● PROVIDED RECORDS
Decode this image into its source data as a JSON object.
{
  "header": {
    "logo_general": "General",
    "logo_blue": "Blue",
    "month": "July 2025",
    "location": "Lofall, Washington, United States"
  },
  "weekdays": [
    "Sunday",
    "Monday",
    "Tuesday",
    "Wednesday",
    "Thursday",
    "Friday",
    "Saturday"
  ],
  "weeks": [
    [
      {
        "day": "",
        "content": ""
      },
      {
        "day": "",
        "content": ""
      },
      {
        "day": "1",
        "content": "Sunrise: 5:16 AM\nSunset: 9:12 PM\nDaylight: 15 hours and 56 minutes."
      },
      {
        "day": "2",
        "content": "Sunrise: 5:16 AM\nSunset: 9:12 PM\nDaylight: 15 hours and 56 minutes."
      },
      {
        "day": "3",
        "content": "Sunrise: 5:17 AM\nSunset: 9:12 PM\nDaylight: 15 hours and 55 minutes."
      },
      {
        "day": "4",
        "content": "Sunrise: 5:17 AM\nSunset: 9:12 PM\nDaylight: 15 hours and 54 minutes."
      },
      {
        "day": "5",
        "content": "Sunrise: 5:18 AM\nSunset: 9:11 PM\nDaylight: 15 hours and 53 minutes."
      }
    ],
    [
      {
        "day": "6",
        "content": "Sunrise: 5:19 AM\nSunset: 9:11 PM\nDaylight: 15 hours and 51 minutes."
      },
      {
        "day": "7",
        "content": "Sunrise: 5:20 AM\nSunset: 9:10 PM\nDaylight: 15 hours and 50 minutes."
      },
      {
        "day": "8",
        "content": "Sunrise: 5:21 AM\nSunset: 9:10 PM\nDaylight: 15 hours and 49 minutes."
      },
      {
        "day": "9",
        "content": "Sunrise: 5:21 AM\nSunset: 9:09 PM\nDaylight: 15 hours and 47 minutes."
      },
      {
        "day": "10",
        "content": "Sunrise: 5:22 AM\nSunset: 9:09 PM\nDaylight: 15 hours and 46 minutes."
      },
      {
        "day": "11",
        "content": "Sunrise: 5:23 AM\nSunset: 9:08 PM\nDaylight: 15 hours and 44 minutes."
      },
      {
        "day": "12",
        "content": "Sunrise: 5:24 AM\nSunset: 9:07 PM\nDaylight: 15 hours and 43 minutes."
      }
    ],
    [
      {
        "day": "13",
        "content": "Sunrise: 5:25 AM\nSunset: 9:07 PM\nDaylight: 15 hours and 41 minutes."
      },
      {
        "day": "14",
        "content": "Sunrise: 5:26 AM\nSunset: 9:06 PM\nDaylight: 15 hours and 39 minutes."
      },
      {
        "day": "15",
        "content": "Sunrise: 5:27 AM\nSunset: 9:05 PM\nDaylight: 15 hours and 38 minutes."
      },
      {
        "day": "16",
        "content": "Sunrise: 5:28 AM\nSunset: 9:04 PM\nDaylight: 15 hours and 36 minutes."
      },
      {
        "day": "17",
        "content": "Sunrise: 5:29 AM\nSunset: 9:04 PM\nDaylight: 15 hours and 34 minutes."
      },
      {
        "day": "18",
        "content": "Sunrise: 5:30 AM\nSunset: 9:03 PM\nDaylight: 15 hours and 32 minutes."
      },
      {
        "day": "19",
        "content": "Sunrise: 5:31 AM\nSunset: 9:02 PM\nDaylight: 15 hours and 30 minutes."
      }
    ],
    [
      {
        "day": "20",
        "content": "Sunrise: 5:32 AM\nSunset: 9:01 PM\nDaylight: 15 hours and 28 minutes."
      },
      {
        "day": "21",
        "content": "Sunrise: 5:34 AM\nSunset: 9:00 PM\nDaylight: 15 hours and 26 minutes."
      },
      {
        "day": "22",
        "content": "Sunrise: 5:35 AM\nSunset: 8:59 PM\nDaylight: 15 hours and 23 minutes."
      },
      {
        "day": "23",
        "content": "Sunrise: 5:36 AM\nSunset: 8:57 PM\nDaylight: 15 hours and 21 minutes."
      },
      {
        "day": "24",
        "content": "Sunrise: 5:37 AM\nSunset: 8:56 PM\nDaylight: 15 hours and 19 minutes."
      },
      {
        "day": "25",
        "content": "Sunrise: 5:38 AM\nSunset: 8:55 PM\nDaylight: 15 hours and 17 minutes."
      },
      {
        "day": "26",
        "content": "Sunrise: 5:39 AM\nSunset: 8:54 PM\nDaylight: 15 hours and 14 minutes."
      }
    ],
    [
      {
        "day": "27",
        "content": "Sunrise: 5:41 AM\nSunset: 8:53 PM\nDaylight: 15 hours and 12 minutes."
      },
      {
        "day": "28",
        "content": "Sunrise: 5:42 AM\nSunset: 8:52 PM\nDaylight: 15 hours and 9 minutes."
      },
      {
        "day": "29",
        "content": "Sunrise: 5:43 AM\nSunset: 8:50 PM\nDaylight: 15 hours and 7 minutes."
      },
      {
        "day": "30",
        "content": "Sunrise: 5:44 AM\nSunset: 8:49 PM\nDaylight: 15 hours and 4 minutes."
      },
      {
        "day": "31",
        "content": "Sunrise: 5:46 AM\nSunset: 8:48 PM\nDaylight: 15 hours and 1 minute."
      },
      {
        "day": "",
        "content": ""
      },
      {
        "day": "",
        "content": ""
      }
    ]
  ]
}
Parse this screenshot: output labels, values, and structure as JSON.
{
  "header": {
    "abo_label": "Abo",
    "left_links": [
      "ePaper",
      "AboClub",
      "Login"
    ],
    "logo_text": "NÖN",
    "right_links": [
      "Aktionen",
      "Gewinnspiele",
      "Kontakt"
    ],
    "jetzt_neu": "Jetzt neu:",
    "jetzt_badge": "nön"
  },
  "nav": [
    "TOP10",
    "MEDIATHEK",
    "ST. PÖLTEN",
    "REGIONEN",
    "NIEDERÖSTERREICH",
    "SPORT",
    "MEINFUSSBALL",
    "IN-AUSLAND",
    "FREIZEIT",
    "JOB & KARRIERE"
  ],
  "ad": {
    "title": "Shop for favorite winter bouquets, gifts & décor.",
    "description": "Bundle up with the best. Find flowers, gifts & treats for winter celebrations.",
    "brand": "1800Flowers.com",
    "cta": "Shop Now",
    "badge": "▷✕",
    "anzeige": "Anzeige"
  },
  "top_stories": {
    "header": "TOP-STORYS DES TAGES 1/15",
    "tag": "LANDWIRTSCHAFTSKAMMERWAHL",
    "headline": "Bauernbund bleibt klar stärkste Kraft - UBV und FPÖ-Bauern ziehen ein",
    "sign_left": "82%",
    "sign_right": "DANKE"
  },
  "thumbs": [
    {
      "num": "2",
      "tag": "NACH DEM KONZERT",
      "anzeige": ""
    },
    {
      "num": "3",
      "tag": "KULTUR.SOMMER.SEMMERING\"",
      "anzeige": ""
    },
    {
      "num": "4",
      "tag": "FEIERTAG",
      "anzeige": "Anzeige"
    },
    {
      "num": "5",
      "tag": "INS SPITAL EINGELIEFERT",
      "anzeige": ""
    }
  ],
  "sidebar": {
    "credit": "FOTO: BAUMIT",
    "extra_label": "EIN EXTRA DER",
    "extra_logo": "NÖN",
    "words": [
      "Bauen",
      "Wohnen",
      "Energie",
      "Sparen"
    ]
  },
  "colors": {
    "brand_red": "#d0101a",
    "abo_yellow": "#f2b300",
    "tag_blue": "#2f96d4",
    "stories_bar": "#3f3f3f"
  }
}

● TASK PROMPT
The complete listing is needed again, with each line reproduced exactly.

● WRITTEN SOLUTION
Decode this image into its source data as a JSON object.
{
  "header": {
    "logo_general": "General",
    "logo_blue": "Blue",
    "month": "July 2025",
    "location": "Lofall, Washington, United States"
  },
  "weekdays": [
    "Sunday",
    "Monday",
    "Tuesday",
    "Wednesday",
    "Thursday",
    "Friday",
    "Saturday"
  ],
  "weeks": [
    [
      {
        "day": "",
        "content": ""
      },
      {
        "day": "",
        "content": ""
      },
      {
        "day": "1",
        "content": "Sunrise: 5:16 AM\nSunset: 9:12 PM\nDaylight: 15 hours and 56 minutes."
      },
      {
        "day": "2",
        "content": "Sunrise: 5:16 AM\nSunset: 9:12 PM\nDaylight: 15 hours and 56 minutes."
      },
      {
        "day": "3",
        "content": "Sunrise: 5:17 AM\nSunset: 9:12 PM\nDaylight: 15 hours and 55 minutes."
      },
      {
        "day": "4",
        "content": "Sunrise: 5:17 AM\nSunset: 9:12 PM\nDaylight: 15 hours and 54 minutes."
      },
      {
        "day": "5",
        "content": "Sunrise: 5:18 AM\nSunset: 9:11 PM\nDaylight: 15 hours and 53 minutes."
      }
    ],
    [
      {
        "day": "6",
        "content": "Sunrise: 5:19 AM\nSunset: 9:11 PM\nDaylight: 15 hours and 51 minutes."
      },
      {
        "day": "7",
        "content": "Sunrise: 5:20 AM\nSunset: 9:10 PM\nDaylight: 15 hours and 50 minutes."
      },
      {
        "day": "8",
        "content": "Sunrise: 5:21 AM\nSunset: 9:10 PM\nDaylight: 15 hours and 49 minutes."
      },
      {
        "day": "9",
        "content": "Sunrise: 5:21 AM\nSunset: 9:09 PM\nDaylight: 15 hours and 47 minutes."
      },
      {
        "day": "10",
        "content": "Sunrise: 5:22 AM\nSunset: 9:09 PM\nDaylight: 15 hours and 46 minutes."
      },
      {
        "day": "11",
        "content": "Sunrise: 5:23 AM\nSunset: 9:08 PM\nDaylight: 15 hours and 44 minutes."
      },
      {
        "day": "12",
        "content": "Sunrise: 5:24 AM\nSunset: 9:07 PM\nDaylight: 15 hours and 43 minutes."
      }
    ],
    [
      {
        "day": "13",
        "content": "Sunrise: 5:25 AM\nSunset: 9:07 PM\nDaylight: 15 hours and 41 minutes."
      },
      {
        "day": "14",
        "content": "Sunrise: 5:26 AM\nSunset: 9:06 PM\nDaylight: 15 hours and 39 minutes."
      },
      {
        "day": "15",
        "content": "Sunrise: 5:27 AM\nSunset: 9:05 PM\nDaylight: 15 hours and 38 minutes."
      },
      {
        "day": "16",
        "content": "Sunrise: 5:28 AM\nSunset: 9:04 PM\nDaylight: 15 hours and 36 minutes."
      },
      {
        "day": "17",
        "content": "Sunrise: 5:29 AM\nSunset: 9:04 PM\nDaylight: 15 hours and 34 minutes."
      },
      {
        "day": "18",
        "content": "Sunrise: 5:30 AM\nSunset: 9:03 PM\nDaylight: 15 hours and 32 minutes."
      },
      {
        "day": "19",
        "content": "Sunrise: 5:31 AM\nSunset: 9:02 PM\nDaylight: 15 hours and 30 minutes."
      }
    ],
    [
      {
        "day": "20",
        "content": "Sunrise: 5:32 AM\nSunset: 9:01 PM\nDaylight: 15 hours and 28 minutes."
      },
      {
        "day": "21",
        "content": "Sunrise: 5:34 AM\nSunset: 9:00 PM\nDaylight: 15 hours and 26 minutes."
      },
      {
        "day": "22",
        "content": "Sunrise: 5:35 AM\nSunset: 8:59 PM\nDaylight: 15 hours and 23 minutes."
      },
      {
        "day": "23",
        "content": "Sunrise: 5:36 AM\nSunset: 8:57 PM\nDaylight: 15 hours and 21 minutes."
      },
      {
        "day": "24",
        "content": "Sunrise: 5:37 AM\nSunset: 8:56 PM\nDaylight: 15 hours and 19 minutes."
      },
      {
        "day": "25",
        "content": "Sunrise: 5:38 AM\nSunset: 8:55 PM\nDaylight: 15 hours and 17 minutes."
      },
      {
        "day": "26",
        "content": "Sunrise: 5:39 AM\nSunset: 8:54 PM\nDaylight: 15 hours and 14 minutes."
      }
    ],
    [
      {
        "day": "27",
        "content": "Sunrise: 5:41 AM\nSunset: 8:53 PM\nDaylight: 15 hours and 12 minutes."
      },
      {
        "day": "28",
        "content": "Sunrise: 5:42 AM\nSunset: 8:52 PM\nDaylight: 15 hours and 9 minutes."
      },
      {
        "day": "29",
        "content": "Sunrise: 5:43 AM\nSunset: 8:50 PM\nDaylight: 15 hours and 7 minutes."
      },
      {
        "day": "30",
        "content": "Sunrise: 5:44 AM\nSunset: 8:49 PM\nDaylight: 15 hours and 4 minutes."
      },
      {
        "day": "31",
        "content": "Sunrise: 5:46 AM\nSunset: 8:48 PM\nDaylight: 15 hours and 1 minute."
      },
      {
        "day": "",
        "content": ""
      },
      {
        "day": "",
        "content": ""
      }
    ]
  ]
}
Parse this screenshot: output labels, values, and structure as JSON.
{
  "header": {
    "abo_label": "Abo",
    "left_links": [
      "ePaper",
      "AboClub",
      "Login"
    ],
    "logo_text": "NÖN",
    "right_links": [
      "Aktionen",
      "Gewinnspiele",
      "Kontakt"
    ],
    "jetzt_neu": "Jetzt neu:",
    "jetzt_badge": "nön"
  },
  "nav": [
    "TOP10",
    "MEDIATHEK",
    "ST. PÖLTEN",
    "REGIONEN",
    "NIEDERÖSTERREICH",
    "SPORT",
    "MEINFUSSBALL",
    "IN-AUSLAND",
    "FREIZEIT",
    "JOB & KARRIERE"
  ],
  "ad": {
    "title": "Shop for favorite winter bouquets, gifts & décor.",
    "description": "Bundle up with the best. Find flowers, gifts & treats for winter celebrations.",
    "brand": "1800Flowers.com",
    "cta": "Shop Now",
    "badge": "▷✕",
    "anzeige": "Anzeige"
  },
  "top_stories": {
    "header": "TOP-STORYS DES TAGES 1/15",
    "tag": "LANDWIRTSCHAFTSKAMMERWAHL",
    "headline": "Bauernbund bleibt klar stärkste Kraft - UBV und FPÖ-Bauern ziehen ein",
    "sign_left": "82%",
    "sign_right": "DANKE"
  },
  "thumbs": [
    {
      "num": "2",
      "tag": "NACH DEM KONZERT",
      "anzeige": ""
    },
    {
      "num": "3",
      "tag": "KULTUR.SOMMER.SEMMERING\"",
      "anzeige": ""
    },
    {
      "num": "4",
      "tag": "FEIERTAG",
      "anzeige": "Anzeige"
    },
    {
      "num": "5",
      "tag": "INS SPITAL EINGELIEFERT",
      "anzeige": ""
    }
  ],
  "sidebar": {
    "credit": "FOTO: BAUMIT",
    "extra_label": "EIN EXTRA DER",
    "extra_logo": "NÖN",
    "words": [
      "Bauen",
      "Wohnen",
      "Energie",
      "Sparen"
    ]
  },
  "colors": {
    "brand_red": "#d0101a",
    "abo_yellow": "#f2b300",
    "tag_blue": "#2f96d4",
    "stories_bar": "#3f3f3f"
  }
}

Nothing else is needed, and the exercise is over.